Bill Dodwell, Tax Director at the OTS, said: ‘There would be clear advantages from having a different tax year end date, but as the transitional costs and impacts are significant, it would require detailed advance planning. If government were to make a change, it would also be important to ensure the timing did not derail existing change programmes such as work on the Single Customer Account. So, while we do not consider such a change should take place in the immediate future, it is not too early to start some long-term planning if the government were to consider taking this forward.’
But why does the UK’s tax year even start on 6th April, when much of the world quite sensibly chooses New Year’s Day to also be the start of theirs?
Firstly, we need to go back to 1582 when Pope Gregory XIII ordered a change from the Julian Calendar (named after Julius Caesar) to the Gregorian Calendar (you can probably guess who this was named after!). The Julian Calendar had consisted of eleven months of 30 or 31 days with a 28 or 29 day February – however, it differed from the solar calendar (the actual time taken for the earth to travel around the sun) by approximately 11½ minutes per year and so by the late 1500s this discrepancy had put the Julian calendar behind the Solar calendar by 10 days.

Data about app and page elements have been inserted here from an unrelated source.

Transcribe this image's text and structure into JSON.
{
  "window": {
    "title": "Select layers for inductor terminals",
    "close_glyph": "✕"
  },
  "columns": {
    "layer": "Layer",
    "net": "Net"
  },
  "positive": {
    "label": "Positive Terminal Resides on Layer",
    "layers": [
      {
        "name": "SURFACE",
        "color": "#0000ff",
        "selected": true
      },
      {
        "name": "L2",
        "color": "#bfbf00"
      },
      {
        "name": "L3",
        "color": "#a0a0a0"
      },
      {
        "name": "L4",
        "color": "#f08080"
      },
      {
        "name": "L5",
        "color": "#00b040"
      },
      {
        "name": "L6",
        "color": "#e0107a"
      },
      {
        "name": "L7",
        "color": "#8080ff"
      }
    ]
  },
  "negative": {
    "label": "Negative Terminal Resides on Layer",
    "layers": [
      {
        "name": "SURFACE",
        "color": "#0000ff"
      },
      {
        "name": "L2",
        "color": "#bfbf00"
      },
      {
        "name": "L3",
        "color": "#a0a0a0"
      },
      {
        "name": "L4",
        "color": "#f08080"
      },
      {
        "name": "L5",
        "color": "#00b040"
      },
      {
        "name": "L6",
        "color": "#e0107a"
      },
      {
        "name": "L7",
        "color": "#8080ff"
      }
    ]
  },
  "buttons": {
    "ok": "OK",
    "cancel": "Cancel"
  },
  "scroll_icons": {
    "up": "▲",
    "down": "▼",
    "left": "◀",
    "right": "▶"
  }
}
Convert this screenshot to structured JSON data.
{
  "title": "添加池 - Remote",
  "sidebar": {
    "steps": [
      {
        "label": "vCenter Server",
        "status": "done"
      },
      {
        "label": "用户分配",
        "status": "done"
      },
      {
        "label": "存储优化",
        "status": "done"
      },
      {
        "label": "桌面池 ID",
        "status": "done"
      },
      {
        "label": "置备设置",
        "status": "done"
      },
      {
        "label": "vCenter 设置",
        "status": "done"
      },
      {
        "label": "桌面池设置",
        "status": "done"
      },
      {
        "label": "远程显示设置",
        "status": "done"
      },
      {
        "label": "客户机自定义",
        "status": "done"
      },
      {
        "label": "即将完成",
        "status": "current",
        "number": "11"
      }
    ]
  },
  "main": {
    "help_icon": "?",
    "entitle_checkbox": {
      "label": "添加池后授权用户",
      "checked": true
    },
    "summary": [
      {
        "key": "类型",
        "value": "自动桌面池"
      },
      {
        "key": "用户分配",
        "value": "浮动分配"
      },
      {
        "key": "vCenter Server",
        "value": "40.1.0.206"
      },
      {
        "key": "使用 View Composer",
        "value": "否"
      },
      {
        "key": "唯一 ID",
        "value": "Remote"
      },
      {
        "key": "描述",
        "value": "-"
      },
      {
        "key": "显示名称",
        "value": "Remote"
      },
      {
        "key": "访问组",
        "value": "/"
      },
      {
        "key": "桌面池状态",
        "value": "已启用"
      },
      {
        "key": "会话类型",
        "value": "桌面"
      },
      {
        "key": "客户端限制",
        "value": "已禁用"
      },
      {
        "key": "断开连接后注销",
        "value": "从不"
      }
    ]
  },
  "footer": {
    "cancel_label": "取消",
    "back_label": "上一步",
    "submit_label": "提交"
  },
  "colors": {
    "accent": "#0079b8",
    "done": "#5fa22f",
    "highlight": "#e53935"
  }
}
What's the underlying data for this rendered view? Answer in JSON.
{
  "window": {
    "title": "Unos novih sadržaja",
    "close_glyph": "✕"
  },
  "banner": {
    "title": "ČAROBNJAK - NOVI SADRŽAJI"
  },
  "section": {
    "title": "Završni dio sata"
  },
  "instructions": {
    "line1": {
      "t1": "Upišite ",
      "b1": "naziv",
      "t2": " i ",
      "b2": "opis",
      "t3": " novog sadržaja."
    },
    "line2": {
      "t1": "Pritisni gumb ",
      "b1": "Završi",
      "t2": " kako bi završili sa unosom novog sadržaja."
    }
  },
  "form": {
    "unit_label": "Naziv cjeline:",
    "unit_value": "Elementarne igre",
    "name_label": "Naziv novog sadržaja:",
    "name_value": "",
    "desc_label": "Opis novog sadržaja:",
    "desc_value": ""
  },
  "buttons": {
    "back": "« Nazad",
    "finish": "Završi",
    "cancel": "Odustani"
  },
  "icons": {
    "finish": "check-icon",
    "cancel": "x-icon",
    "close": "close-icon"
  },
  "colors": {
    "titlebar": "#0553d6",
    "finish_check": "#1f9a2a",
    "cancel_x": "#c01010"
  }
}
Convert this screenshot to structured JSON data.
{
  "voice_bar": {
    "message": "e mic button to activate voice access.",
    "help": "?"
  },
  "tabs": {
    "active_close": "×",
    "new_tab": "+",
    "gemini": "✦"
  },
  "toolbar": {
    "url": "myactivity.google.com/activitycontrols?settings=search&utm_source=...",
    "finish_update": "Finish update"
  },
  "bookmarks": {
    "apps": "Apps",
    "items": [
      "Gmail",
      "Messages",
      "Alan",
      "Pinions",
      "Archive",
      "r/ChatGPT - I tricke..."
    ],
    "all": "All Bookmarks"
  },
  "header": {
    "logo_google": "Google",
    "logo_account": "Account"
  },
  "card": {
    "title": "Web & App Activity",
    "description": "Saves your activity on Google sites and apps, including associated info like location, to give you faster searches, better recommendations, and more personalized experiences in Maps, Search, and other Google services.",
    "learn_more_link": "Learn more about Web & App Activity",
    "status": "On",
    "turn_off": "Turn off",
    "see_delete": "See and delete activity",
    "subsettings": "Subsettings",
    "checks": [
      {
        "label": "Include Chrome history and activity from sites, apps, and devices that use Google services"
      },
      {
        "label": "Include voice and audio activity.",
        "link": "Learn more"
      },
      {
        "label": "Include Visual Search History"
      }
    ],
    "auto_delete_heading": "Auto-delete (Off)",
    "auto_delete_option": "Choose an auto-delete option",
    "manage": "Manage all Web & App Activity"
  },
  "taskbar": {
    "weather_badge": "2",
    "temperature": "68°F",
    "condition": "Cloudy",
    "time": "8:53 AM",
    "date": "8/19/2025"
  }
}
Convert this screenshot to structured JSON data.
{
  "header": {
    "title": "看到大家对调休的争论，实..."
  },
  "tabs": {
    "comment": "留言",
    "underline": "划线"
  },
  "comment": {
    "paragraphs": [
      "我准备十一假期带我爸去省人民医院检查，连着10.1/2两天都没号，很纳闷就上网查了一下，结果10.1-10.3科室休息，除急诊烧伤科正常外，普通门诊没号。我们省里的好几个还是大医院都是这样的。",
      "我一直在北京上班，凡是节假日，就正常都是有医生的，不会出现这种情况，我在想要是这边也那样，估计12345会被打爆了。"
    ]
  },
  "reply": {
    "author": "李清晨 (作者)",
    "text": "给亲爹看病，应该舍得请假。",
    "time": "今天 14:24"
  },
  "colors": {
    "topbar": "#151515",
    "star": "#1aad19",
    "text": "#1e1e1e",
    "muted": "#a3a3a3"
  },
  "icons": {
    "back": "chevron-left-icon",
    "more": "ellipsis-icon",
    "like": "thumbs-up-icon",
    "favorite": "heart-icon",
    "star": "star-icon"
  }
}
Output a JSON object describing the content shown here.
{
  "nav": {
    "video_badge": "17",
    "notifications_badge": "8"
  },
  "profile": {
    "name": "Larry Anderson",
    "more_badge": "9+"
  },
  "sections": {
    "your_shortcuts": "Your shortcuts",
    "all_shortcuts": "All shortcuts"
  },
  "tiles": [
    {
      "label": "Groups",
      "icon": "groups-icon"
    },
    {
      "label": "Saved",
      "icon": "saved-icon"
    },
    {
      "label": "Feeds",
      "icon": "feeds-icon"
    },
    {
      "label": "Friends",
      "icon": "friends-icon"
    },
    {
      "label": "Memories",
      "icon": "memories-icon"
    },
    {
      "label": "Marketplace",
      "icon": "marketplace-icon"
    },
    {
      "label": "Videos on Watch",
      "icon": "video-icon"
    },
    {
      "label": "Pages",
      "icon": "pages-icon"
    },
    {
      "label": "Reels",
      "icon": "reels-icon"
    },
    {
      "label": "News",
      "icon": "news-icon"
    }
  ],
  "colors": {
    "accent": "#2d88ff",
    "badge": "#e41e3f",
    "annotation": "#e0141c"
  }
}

In 1582 Europe changed to a new system which dropped a leap year every Century (unless that century is divisible by four) and the problem was solved. Except that the UK, who had previously had several “disagreements” with the head of the Catholic church, ignored the Pope’s decree and carried on with the Julian Calendar and so for the next 170 years there existed a difference of at least 10 days between the calendar in Britain and that used in the rest of Europe and by 1752 Britain was 11 days out of kilter, as one calendar had a leap year in 1600, the other did not.
Until 1752 the tax year in Great Britain started on 25th March, old New Year’s Day (so chosen as it was also “Lady Day”, the date that the archangel Gabriel announced to the Virgin Mary that she would become the mother of Jesus Christ) That year, the British realised that they would have to align their calendar with the rest of Europe and move New Year’s Day to 1 January, losing 11 days from the calendar in order to catch-up – September that year was therefore rather unusual, with 2 September being immediately followed by 14 September. The populus, who felt “robbed” of 11 days of their lives – took to the streets to protest, principally because they were still expected to pay a full year’s tax, despite the fact that the year had only 354 days.
Predictably, the Treasury was concerned to ensure there would be no loss of tax revenue and so decided to retain the year as 365 days, and so the beginning of the following tax year was moved from 25 March to 5 April…until 1800 was decreed a leap year for tax purposes, and the tax year start was moved on again by a single day to 6 April.
So there’s the history – now what are your views on changing the date? We’d love to hear your views for our magazine.